[ASSIGNMENT]: Check each line of the material, and show the ones that include the word "chevron".

*** SOURCE DATA ***

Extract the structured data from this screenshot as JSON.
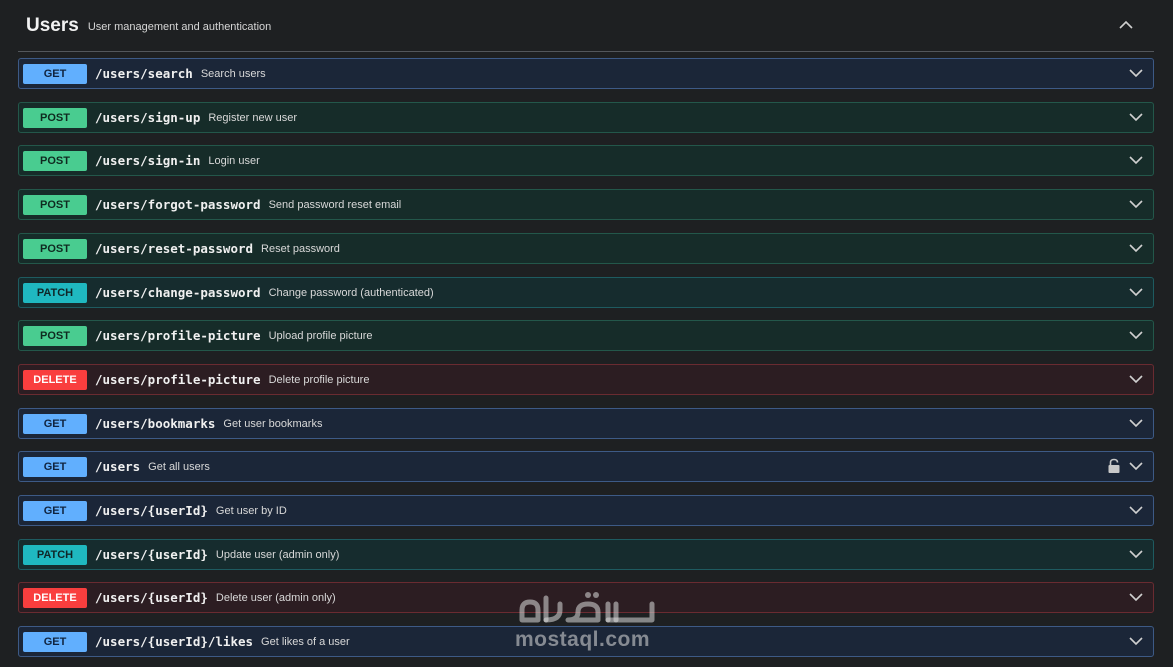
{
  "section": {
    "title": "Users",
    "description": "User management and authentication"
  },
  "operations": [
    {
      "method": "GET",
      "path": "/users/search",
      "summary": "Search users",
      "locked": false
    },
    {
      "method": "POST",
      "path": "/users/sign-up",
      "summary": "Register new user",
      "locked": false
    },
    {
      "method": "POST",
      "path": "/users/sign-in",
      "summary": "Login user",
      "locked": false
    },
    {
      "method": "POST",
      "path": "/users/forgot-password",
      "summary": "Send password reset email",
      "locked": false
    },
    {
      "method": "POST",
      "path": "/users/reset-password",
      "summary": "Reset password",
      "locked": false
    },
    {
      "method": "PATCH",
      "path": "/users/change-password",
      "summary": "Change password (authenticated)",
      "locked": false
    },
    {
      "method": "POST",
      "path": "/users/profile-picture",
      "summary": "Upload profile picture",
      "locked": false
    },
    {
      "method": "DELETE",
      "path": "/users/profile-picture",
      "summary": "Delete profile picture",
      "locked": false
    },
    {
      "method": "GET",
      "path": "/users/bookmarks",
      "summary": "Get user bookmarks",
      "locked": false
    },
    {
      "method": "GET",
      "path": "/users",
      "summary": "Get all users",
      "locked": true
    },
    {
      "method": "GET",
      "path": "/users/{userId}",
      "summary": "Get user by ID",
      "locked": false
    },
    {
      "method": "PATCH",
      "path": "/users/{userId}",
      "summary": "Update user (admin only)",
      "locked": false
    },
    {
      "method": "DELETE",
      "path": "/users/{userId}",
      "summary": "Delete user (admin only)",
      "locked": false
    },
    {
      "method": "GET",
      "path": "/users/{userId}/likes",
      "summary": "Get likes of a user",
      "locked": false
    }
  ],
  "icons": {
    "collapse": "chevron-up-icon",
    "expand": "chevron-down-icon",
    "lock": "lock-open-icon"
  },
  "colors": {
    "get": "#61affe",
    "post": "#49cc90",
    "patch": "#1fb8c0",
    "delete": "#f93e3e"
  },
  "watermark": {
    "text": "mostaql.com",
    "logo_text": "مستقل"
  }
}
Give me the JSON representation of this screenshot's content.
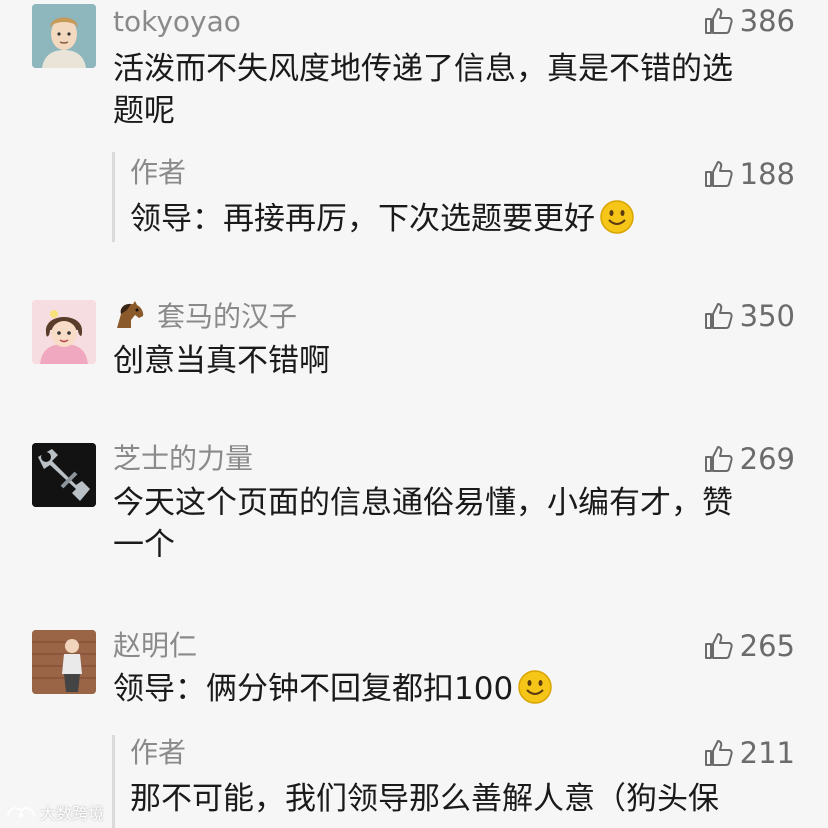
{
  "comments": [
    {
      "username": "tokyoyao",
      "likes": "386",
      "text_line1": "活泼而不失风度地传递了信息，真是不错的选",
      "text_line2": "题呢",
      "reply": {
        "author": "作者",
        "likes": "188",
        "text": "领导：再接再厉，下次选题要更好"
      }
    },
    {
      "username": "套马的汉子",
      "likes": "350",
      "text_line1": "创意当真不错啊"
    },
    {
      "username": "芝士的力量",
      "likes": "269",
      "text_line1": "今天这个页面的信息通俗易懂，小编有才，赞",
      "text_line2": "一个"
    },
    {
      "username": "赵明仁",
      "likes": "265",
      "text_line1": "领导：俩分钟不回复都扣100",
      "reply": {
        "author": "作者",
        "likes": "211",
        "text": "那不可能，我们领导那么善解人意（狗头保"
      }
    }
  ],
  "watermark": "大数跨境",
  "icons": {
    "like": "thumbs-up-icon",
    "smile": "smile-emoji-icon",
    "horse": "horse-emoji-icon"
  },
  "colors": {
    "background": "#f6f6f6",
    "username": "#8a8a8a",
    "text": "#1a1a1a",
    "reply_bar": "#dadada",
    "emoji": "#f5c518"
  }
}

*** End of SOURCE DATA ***
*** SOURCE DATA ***

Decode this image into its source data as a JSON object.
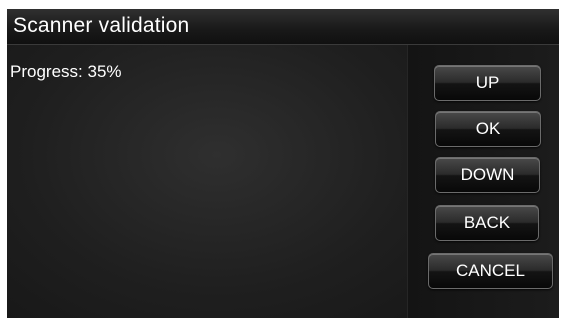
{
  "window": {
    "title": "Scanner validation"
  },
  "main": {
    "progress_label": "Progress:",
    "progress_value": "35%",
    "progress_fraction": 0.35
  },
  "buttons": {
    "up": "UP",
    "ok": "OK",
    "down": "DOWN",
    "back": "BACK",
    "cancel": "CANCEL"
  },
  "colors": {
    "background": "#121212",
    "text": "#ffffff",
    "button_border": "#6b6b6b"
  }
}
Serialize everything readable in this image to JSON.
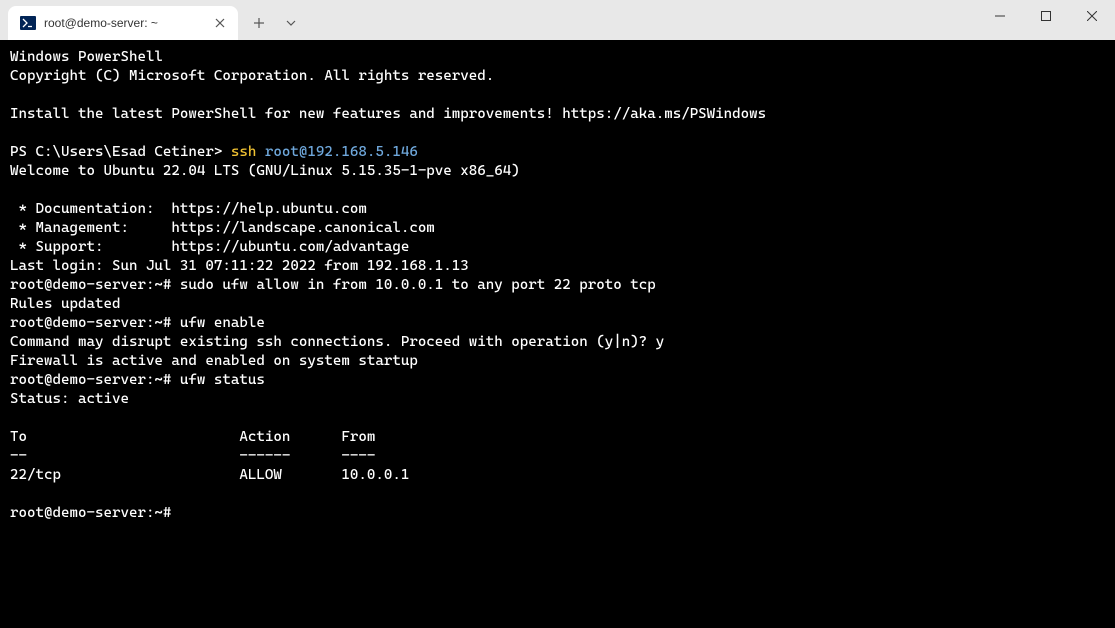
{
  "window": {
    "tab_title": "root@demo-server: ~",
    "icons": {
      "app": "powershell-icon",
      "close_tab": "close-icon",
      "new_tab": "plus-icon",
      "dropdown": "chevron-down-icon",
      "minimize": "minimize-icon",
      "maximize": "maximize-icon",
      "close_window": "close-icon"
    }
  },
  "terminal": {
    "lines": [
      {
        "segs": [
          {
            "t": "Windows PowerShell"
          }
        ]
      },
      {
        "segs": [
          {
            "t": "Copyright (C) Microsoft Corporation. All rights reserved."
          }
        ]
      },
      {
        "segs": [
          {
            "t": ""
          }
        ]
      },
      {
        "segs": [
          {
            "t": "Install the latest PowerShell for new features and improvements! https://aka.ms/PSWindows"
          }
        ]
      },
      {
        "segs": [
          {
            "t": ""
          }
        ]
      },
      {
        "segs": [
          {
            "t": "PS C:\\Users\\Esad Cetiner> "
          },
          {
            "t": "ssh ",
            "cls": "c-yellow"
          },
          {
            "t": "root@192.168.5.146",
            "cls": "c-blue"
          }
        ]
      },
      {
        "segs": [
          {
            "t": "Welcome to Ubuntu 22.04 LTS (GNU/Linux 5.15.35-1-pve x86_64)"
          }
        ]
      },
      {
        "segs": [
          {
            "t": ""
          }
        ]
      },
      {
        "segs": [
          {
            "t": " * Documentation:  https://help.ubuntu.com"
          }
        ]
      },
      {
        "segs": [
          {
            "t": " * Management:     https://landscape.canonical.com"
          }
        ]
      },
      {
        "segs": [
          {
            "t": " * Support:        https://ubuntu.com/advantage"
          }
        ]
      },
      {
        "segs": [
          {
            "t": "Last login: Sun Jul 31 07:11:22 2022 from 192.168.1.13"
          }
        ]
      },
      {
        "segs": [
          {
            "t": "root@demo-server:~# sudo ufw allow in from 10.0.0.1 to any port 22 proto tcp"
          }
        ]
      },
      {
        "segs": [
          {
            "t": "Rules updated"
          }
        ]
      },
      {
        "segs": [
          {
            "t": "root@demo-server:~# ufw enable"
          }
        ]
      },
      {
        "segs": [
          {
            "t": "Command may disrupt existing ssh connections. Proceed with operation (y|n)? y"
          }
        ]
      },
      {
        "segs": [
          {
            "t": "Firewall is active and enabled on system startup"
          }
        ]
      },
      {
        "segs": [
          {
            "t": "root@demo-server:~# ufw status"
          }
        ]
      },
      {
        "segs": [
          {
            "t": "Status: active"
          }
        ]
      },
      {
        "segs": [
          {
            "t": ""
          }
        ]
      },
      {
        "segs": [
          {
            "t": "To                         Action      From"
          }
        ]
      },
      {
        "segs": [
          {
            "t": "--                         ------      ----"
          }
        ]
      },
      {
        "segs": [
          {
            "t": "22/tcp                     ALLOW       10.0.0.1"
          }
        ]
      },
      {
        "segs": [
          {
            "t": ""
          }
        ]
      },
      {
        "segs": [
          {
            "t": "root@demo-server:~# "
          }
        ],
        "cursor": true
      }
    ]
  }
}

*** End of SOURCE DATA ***
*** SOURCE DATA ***

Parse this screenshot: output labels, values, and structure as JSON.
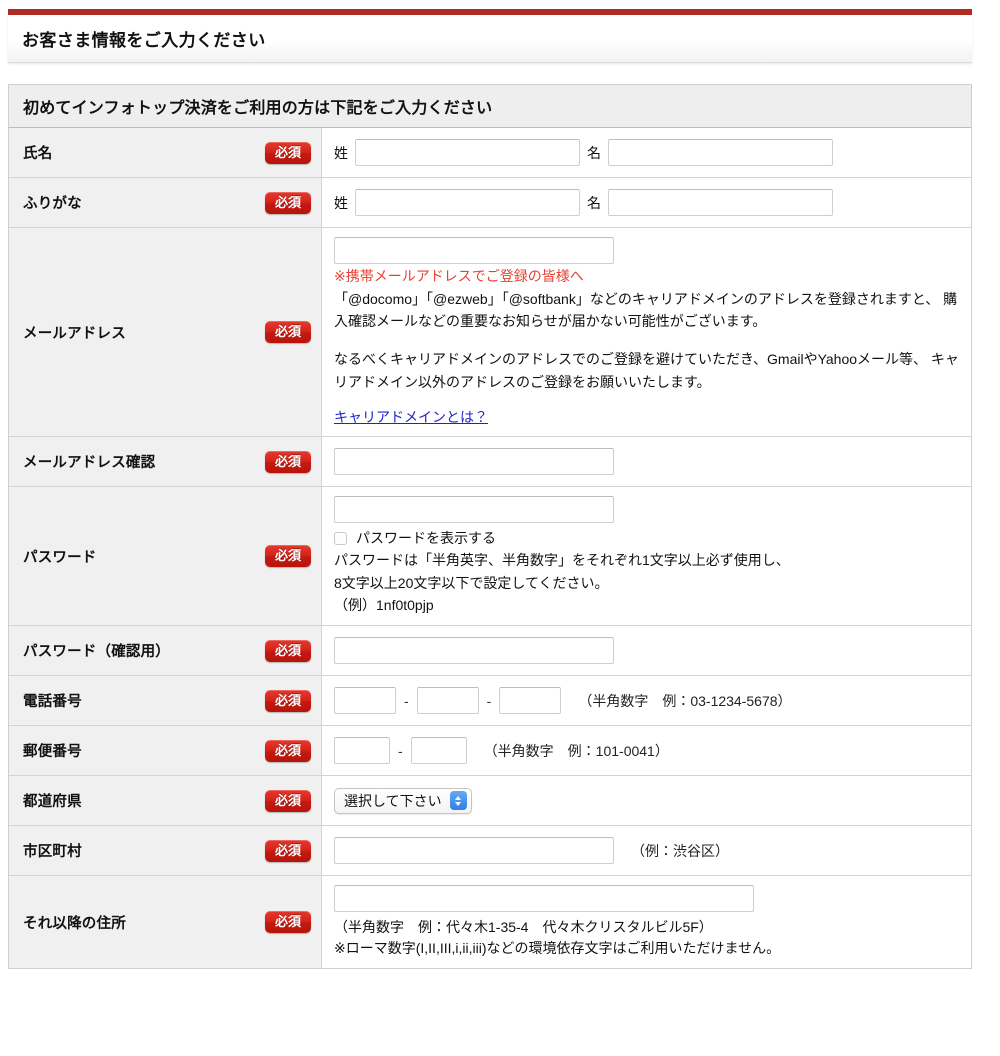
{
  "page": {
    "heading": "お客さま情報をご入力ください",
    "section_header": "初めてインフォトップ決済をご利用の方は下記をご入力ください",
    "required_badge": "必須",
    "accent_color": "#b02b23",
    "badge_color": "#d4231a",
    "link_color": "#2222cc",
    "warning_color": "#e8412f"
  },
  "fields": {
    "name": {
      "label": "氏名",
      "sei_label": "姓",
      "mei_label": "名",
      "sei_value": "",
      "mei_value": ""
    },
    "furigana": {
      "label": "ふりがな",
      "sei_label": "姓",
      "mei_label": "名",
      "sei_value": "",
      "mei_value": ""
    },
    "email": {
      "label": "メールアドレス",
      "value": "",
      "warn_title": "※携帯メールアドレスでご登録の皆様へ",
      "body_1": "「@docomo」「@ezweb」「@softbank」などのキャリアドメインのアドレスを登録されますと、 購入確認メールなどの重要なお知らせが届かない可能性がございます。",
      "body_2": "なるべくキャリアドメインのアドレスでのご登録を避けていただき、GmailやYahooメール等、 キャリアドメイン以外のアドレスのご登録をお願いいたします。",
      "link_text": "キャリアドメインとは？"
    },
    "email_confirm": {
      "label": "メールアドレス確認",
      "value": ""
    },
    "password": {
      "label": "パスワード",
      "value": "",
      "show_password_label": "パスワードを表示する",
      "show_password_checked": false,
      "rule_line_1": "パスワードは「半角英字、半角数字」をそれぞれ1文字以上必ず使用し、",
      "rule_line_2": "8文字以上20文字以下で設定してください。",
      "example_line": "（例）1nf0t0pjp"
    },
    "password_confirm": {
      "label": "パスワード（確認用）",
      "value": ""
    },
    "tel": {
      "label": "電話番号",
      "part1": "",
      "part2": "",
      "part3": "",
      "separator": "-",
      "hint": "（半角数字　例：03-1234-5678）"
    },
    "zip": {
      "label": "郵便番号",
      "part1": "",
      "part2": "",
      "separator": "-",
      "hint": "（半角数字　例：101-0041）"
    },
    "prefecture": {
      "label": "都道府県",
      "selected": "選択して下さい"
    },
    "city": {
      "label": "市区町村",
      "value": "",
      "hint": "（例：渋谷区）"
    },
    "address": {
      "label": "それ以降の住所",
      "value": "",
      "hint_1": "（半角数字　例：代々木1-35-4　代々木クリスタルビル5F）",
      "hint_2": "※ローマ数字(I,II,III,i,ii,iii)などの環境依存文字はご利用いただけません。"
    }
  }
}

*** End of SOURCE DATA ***

[YOUR SOLUTION]:
    "collapse": "chevron-up-icon",
    "expand": "chevron-down-icon",
      "dropdown": "chevron-down-icon",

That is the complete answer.